She talked with her admirer, but he never allowed her to see his face in the dark. He also would not share his name with her. As time passed she was wondering all the time who he really could be.
Finally, Sun came up with a plan to find out who her secret lover was. The next time he came to her, while they were talking in the dark of the night, Sun covered her hands with ashes from the fireplace and rubbed them on his face claiming his face was cold. Read the rest of this entry »
Today’s full moon on July 19th is traditionally known as the Full Mead Moon in Germany.
Long, long ago, God of wisdom, poetry and war, Odin, made a decision to send a younger God, Mani, to the skies. Mani was a very handsome God and his duty was to drive the chariot and fill the dark night skies with light.
Odin collected all things wasted on Earth and sent them with Mani. He collected misspent time and broken vows, abandoned friends and squandered wealth.
Every night Mani’s chariot was filled to the brim with unanswered prayers and wasted talent, unfulfilled promises and favors. He also carried the hearts of the ones who did not love, and the memories of the ones who did not care to remember.
Mani took two children with him too, a blonde boy named Hyuki, and his sister called Bil. But this was not Odin’s original plan. Read the rest of this entry »
Today’s Full Moon in May is most commonly known as the Flower Moon, Planting Moon, or Milk Moon. But in some cultures it is also know as the Hare Moon, and the Buddha Moon.
The Micmac American Indian Tribe tells a legend from the time before the first people, when Rabbit and his grandmother lived in a lodge built deep in the heart of the Micmac forest. During the winter, Rabbit set traps and snares, so he could provide food for his grandmother and himself. He caught many small animals and birds for many years.
One day he discovered that someone was stealing from his traps. Rabbit and his grandmother soon went hungry. Rabbit tried waking up earlier and earlier, but although he visited his traps early each morning, someone always got to his traps and snares before him. They were always empty. Read the rest of this entry »
Today’s Full Moon has many names. It is known as the Lenten Moon, Chaste Moon, Crow Moon, Crust Moon, Sap Moon, The Big Famine Moon, and Worm Moon, among many other names originating from various cultures and belief systems.

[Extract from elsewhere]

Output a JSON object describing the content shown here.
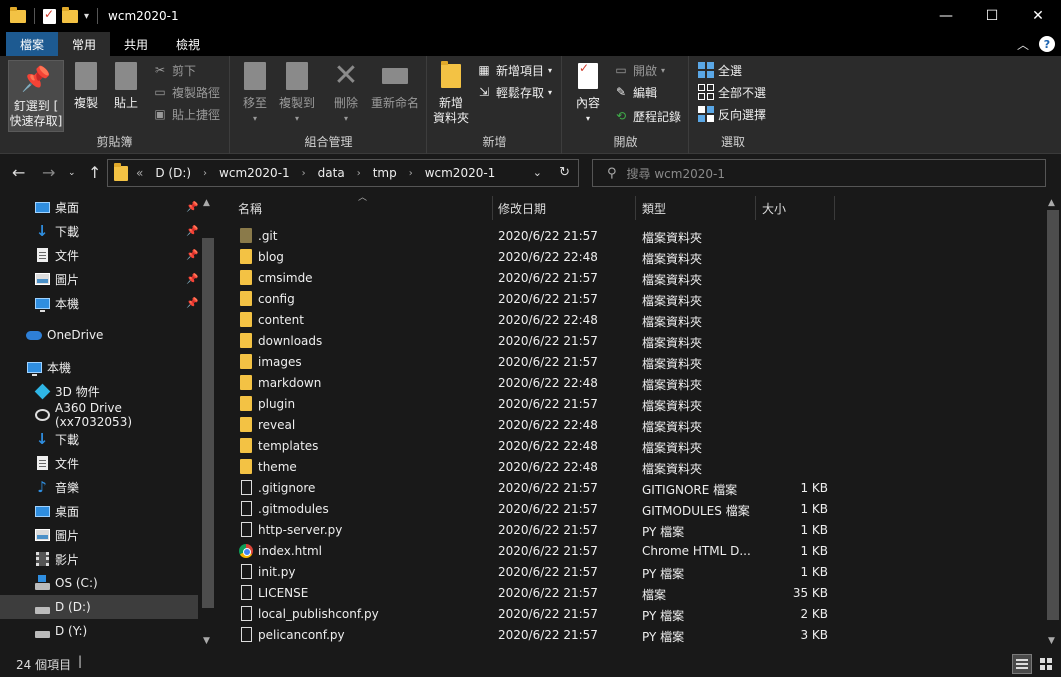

March 20th was the Spring Equinox, the first day of spring. It is traditionally the day many Pagans celebrate the rebirth of the Earth. Earth is thawing and loosening itself from the cold grip of winter. New life will soon emerge and the land will grow green and fertile. What will develop into the ripened fruits of summer and autumn is still young and fresh. In March we see the fleeting virtue of innocence, the potential of the growth to come, while honoring the fleeting virtue of innocence.
Lent is a major religious observance of many Christian denominations. It begins on Ash Wednesday and covers a period of approximately six weeks before Easter Day. Its tradition is not much different from other traditions and cultures, which also view this very early spring moon as a time for repentance, giving alms to the poor, atonement and self-denial. Read the rest of this entry »
In Medieval times February’s full moon was known as the Storm Moon. During this month storms, rain, snow, and ice raged across the Northern Hemisphere and the Earth was still in the firm grip of winter. Ships were tossed on the sea as if they were feathers in the wind, and travel was limited.
In one Greek myth, Scylla, a sea monster, along with the whirlpool Charybdis, each guarded a side of the Strait of Messina which divides Italy and Sicily. Travelling sailors navigating the strait would have to choose risking their lives with either the monster, or the whirlpool. Greek mythology states that Scylla had six heads, each with three rows of sharp teeth, held on six very long necks. Her body was made out of several growling dogs held up by twelve paws. Her heads would reach out to passing ships to grab sailors and crush them against the rocks before devouring them. Read the rest of this entry »